According to the archivist at the Library of Congress, most of the original glass negatives taken at Yasnaya Polyana -- including two portraits of Tolstoy and one of Sofiya Andreevna -- have been lost. (See here for all the photographs Prokudin-Gorsky took at Yasnaya Polyana). Still extant are black-and-white composite prints made from the glass negatives.
Although Prokudin-Gorsky had no way to create color photographs as we now conceive them -- that would have to wait until around 1930, when Kodachrome film was invented -- he could produce color images using the "photomechanical" method mentioned in the note from the editors of The Proceedings of the Russian Technical Society. (Prokudin-Gorsky's father-in-law, A. S. Lavrov, a St. Petersburg industrialist, was active in the the Society, which likely explains how the picture came to be first printed in the Proceedings.) This process produced a lithographic print using a high-speed cylinder printing press and oil-based ink. The three halftone photographs must have been translated into screened color separations for printing using blue, red, and yellow inks (they started out as blue, green, and red), as the editors of The Proceedings indicate in their introduction to the print. The postcards and magazines that Prokudin-Gorsky sent Tolstoy in May 1908 must have been printed in this manner.
In addition to the original reproduction in The Proceedings of the Russian Technical Society, Prokudin-Gorsky later published the color print of his photograph of Tolstoy in a magazine which he published, Amateur Photographer. He also published it, in significant numbers, as a collectible postcard. The color image you see below is a scan from one of these postcards.

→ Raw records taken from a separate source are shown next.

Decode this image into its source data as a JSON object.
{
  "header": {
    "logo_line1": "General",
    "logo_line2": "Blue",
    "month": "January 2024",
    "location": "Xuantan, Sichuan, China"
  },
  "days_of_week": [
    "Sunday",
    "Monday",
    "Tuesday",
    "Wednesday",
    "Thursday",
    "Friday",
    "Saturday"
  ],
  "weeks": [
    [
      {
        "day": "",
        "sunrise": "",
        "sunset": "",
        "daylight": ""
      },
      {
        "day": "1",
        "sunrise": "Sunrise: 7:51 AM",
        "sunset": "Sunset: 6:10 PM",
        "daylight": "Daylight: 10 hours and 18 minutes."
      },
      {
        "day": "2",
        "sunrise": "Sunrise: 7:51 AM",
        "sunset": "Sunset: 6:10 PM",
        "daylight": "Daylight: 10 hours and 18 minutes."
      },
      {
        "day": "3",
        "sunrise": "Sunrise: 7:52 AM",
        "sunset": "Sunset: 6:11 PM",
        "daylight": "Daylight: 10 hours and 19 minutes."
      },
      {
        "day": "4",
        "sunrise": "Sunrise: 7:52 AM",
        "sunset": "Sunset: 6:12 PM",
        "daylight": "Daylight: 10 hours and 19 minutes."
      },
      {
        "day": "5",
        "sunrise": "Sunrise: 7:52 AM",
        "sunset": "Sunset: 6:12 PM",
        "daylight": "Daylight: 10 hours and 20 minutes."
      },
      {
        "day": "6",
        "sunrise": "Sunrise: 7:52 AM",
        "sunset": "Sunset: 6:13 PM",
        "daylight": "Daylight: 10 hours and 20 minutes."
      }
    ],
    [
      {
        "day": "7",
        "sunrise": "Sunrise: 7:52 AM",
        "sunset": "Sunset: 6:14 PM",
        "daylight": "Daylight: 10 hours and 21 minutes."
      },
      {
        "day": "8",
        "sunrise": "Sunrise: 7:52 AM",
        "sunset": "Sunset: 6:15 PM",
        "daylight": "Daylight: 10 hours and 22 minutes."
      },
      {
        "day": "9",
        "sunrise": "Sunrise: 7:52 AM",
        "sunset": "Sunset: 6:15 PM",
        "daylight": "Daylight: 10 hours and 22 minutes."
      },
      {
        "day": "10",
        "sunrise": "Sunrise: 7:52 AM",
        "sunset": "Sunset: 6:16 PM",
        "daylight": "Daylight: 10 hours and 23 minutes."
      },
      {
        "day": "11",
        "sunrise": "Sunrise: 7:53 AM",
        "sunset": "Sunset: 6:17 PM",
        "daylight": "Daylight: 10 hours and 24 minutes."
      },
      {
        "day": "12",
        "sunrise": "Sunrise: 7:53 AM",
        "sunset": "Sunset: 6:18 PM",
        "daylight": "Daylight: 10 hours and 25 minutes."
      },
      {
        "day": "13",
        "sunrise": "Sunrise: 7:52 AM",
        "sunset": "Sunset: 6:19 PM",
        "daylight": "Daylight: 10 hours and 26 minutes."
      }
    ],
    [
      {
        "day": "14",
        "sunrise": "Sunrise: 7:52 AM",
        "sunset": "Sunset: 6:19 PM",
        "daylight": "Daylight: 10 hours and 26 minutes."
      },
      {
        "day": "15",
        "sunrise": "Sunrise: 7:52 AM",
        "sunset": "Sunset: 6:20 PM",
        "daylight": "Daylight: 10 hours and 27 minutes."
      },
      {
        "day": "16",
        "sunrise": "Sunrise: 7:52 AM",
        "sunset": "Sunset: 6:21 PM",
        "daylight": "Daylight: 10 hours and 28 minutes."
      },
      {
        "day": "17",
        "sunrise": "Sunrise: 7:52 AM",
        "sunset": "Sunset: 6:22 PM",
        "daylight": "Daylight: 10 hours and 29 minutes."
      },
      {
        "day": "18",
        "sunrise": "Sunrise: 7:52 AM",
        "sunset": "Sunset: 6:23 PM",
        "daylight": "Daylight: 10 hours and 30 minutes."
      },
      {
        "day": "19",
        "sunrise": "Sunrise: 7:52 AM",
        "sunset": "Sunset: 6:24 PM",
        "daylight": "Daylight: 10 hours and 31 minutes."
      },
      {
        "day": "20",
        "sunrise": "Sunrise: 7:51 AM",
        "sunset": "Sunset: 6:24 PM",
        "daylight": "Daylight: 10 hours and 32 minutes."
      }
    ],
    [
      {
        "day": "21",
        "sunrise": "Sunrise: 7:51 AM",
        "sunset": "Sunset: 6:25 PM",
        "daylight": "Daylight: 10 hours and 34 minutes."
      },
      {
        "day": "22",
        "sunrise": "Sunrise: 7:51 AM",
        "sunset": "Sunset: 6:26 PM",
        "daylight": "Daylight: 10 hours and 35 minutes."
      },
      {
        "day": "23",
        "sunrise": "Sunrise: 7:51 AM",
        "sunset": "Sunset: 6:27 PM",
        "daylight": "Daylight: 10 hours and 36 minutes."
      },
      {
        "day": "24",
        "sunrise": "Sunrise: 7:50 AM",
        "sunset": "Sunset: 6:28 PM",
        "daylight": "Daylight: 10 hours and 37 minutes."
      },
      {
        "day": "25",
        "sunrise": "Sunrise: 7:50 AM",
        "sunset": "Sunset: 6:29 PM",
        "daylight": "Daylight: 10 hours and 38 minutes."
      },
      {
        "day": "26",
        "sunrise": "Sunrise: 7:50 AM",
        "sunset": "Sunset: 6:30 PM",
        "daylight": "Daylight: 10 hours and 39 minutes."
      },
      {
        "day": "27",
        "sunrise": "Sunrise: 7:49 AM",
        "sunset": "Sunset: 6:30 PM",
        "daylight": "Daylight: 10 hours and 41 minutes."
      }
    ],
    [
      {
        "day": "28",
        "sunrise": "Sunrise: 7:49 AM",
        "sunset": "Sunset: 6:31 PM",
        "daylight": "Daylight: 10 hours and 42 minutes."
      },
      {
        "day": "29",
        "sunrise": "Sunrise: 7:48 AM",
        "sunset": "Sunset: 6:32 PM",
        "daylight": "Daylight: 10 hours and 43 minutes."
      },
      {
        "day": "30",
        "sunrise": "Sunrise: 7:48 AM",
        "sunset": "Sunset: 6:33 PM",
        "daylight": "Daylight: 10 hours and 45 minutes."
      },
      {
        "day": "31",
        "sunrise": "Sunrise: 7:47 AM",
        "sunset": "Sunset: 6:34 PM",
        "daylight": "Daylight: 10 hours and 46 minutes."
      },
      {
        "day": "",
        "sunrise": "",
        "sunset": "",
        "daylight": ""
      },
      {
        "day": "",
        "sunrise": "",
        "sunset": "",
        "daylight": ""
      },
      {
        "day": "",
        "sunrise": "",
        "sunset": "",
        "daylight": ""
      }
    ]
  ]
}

How accurately a lithographed reproduction like the one above of Tolstoy represents the "real" colors of Prokudin-Gorsky's original projected image is debatable: Lithographs use the subtractive color process, the combination of colored inks to create the impression of the color spectrum. Prokudin-Gorsky's projected photographs, however, relied on additive color, the combination of colored lights, precisely like the modern television or computer monitor. Inevitably, the photomechanical version is untrue to the original black-and-white glass slides.
Prokudin-Gorsky earned no small renown and money from the photographs of Tolstoy. He parlayed this fame into commission from the Tsar to spend six years (1909-1915) photographing the vast Russian Empire "in natural colors." After the Revolution, Prokudin-Gorsky fled, somehow managing to take with him his equipment and all his slides, which were purchased in 1949 by the Library of Congress. In 2003, the Library mounted an exhibition of Prokudin-Gorsky's photographs, "The Empire that Was Russia," including about 100 colorized versions of the black-and-white glass slides, produced through digitized scans.
See here for all the photographs Prokudin-Gorsky took at Yasnaya Polyana.
Now that you've seen Tolstoy in color and on film, perhaps you'd like to see him in 3D? In addition to being a very early subject of Russian color photography and film, Tolstoy was also snapped using a sterographic camera. You'll need a pair of Anaglyph glasses (red/cyan) to view the images in 3D.